▶ _Your task_
In full and without alteration, print the entries.

╭─ Extracted data

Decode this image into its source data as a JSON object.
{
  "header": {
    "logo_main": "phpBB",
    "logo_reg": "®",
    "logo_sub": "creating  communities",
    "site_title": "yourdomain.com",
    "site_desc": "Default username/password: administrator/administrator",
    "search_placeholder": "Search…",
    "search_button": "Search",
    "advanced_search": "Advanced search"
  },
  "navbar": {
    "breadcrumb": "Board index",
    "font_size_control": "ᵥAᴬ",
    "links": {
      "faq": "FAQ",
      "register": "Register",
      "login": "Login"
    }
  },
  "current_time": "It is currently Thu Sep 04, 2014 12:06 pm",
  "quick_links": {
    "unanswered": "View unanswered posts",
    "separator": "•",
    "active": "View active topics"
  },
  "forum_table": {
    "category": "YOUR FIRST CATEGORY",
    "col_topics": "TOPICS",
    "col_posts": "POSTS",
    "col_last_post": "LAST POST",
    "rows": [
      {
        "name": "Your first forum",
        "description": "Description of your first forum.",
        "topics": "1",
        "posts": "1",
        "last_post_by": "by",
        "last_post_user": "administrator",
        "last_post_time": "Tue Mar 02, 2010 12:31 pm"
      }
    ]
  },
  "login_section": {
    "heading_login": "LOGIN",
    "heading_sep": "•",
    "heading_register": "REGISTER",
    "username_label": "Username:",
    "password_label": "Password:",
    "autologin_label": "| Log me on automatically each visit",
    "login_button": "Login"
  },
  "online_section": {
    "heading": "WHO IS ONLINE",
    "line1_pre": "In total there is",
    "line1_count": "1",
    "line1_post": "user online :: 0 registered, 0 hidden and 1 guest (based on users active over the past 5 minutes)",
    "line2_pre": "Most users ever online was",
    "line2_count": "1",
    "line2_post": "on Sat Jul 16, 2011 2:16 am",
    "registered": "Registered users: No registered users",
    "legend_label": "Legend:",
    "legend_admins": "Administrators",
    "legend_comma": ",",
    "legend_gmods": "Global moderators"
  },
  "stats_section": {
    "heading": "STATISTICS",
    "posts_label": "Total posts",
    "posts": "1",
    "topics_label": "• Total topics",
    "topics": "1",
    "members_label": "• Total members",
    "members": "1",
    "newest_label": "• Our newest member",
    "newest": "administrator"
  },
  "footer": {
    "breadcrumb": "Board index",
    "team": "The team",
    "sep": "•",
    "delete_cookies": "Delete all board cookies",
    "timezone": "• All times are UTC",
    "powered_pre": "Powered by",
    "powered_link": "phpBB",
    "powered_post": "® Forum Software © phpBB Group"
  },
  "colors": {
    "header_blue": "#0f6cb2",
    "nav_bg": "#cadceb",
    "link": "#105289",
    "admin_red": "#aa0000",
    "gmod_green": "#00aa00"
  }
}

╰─

▶ _Result of this task_
Decode this image into its source data as a JSON object.
{
  "header": {
    "logo_main": "phpBB",
    "logo_reg": "®",
    "logo_sub": "creating  communities",
    "site_title": "yourdomain.com",
    "site_desc": "Default username/password: administrator/administrator",
    "search_placeholder": "Search…",
    "search_button": "Search",
    "advanced_search": "Advanced search"
  },
  "navbar": {
    "breadcrumb": "Board index",
    "font_size_control": "ᵥAᴬ",
    "links": {
      "faq": "FAQ",
      "register": "Register",
      "login": "Login"
    }
  },
  "current_time": "It is currently Thu Sep 04, 2014 12:06 pm",
  "quick_links": {
    "unanswered": "View unanswered posts",
    "separator": "•",
    "active": "View active topics"
  },
  "forum_table": {
    "category": "YOUR FIRST CATEGORY",
    "col_topics": "TOPICS",
    "col_posts": "POSTS",
    "col_last_post": "LAST POST",
    "rows": [
      {
        "name": "Your first forum",
        "description": "Description of your first forum.",
        "topics": "1",
        "posts": "1",
        "last_post_by": "by",
        "last_post_user": "administrator",
        "last_post_time": "Tue Mar 02, 2010 12:31 pm"
      }
    ]
  },
  "login_section": {
    "heading_login": "LOGIN",
    "heading_sep": "•",
    "heading_register": "REGISTER",
    "username_label": "Username:",
    "password_label": "Password:",
    "autologin_label": "| Log me on automatically each visit",
    "login_button": "Login"
  },
  "online_section": {
    "heading": "WHO IS ONLINE",
    "line1_pre": "In total there is",
    "line1_count": "1",
    "line1_post": "user online :: 0 registered, 0 hidden and 1 guest (based on users active over the past 5 minutes)",
    "line2_pre": "Most users ever online was",
    "line2_count": "1",
    "line2_post": "on Sat Jul 16, 2011 2:16 am",
    "registered": "Registered users: No registered users",
    "legend_label": "Legend:",
    "legend_admins": "Administrators",
    "legend_comma": ",",
    "legend_gmods": "Global moderators"
  },
  "stats_section": {
    "heading": "STATISTICS",
    "posts_label": "Total posts",
    "posts": "1",
    "topics_label": "• Total topics",
    "topics": "1",
    "members_label": "• Total members",
    "members": "1",
    "newest_label": "• Our newest member",
    "newest": "administrator"
  },
  "footer": {
    "breadcrumb": "Board index",
    "team": "The team",
    "sep": "•",
    "delete_cookies": "Delete all board cookies",
    "timezone": "• All times are UTC",
    "powered_pre": "Powered by",
    "powered_link": "phpBB",
    "powered_post": "® Forum Software © phpBB Group"
  },
  "colors": {
    "header_blue": "#0f6cb2",
    "nav_bg": "#cadceb",
    "link": "#105289",
    "admin_red": "#aa0000",
    "gmod_green": "#00aa00"
  }
}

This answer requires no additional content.